My days on the road for 2018 are done. It’s time to hunker down at Chez Moodie for a few days, enjoy family, friends and festive fare and gradually wind back the stress levels that have been wound as taut as a bowstring in recent weeks.
On that note, I chuckled at the rather uncharitable pre-Xmas message from our peers at Travel Retail Business this week coinciding with the publication of their new print magazine. “In a month where other travel retail media either do not publish an issue or produce a ‘light’ version of their magazine, TRBusiness is pleased to continue offering its readers an edition packed full of in-depth interviews etc etc,” intoned a distinctly un-Christmassy Luke Barras-Hill.
Luke is a nice young man but he’s either hit the Christmas Day sherry a little early or he doesn’t realise we live in the digital age.
I can assure him that there has been nothing “light” about The Moodie Davitt Report editorial factory this month. In fact, it has been in full pre-Christmas production this past week, with not one, not two, but three e-Zines (electronic ‘magazines’ Luke), all bumper issues, all produced on time and of a quality that makes me extremely proud. That on top of a barrage of first and/or exclusive web stories and we’re far from finished for the year yet, let alone moving into ‘light’ mode.
That is the simultaneous opportunity and burden of digital media, in fact. We inhabit a global industry, which means that the flow of information is no respecter of time zones, festive seasons nor holidays.
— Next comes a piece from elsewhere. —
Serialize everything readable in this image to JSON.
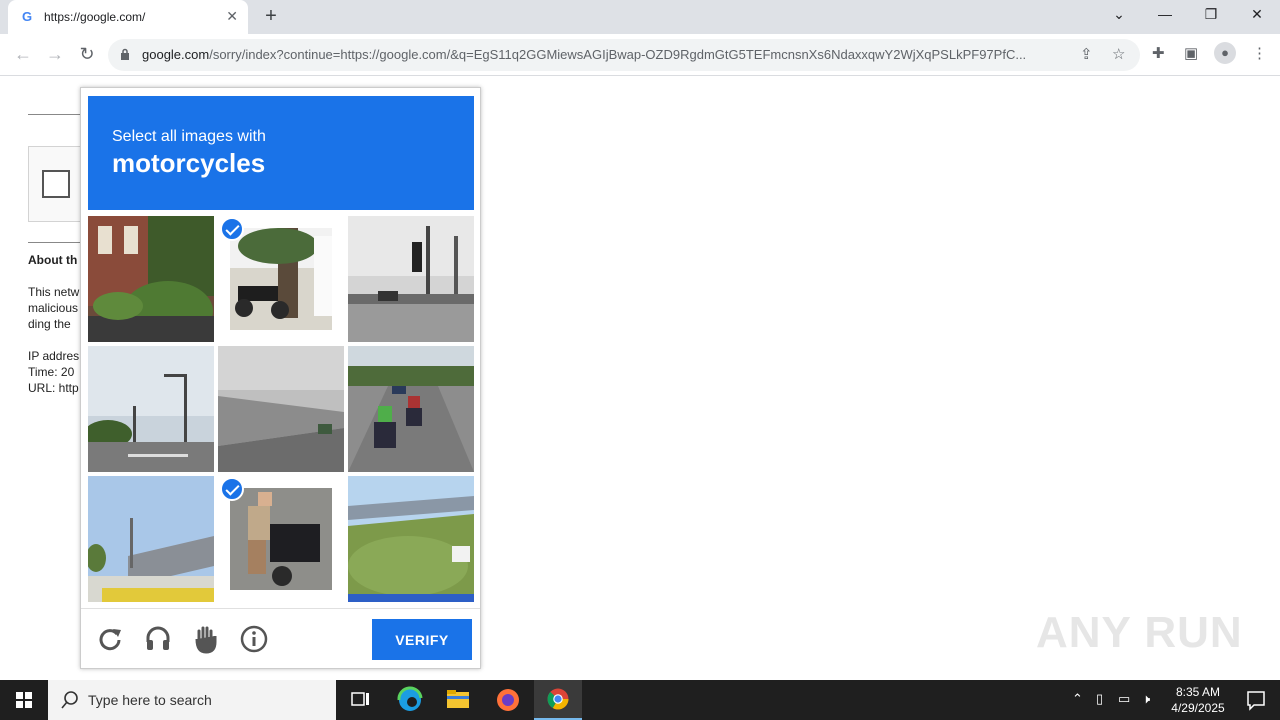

I am at my desk on Christmas Day and judging by my e-mail flow, so are a lot of people (or they are walking the shop floor).
I will, though, put my keyboard aside and my feet up in a couple of hours and enjoy a long (and most certainly liquid) lunch with my family and trusty golden labrador Mikhali (the latter will be on the water, not the wine, I point out).
My favourite task of the year, choosing the Christmas lunch wine, is complete (this year I have opted for a 2007 vintage Laurent Perrier Champagne, a 2016 Chablis Premier Cru, a single vineyard Villa Maria Sauvignon Blanc from my home country and, courtesy of Luke Maga at Distell, a Nederburg Cabernet Sauvignon 2006 that deliciously promises “primary fruit flavours of blackcurrants and cherries which have acquired a rich complexity with beautiful traces of dark chocolate and mocha”. Who even needs Christmas lunch when you’ve got a wine like that?
And then, in the blink of a reindeer’s eyelid, it will be time to resume ‘Moodie Davitt Light’ until year-end and beyond into the brave new world of 2019.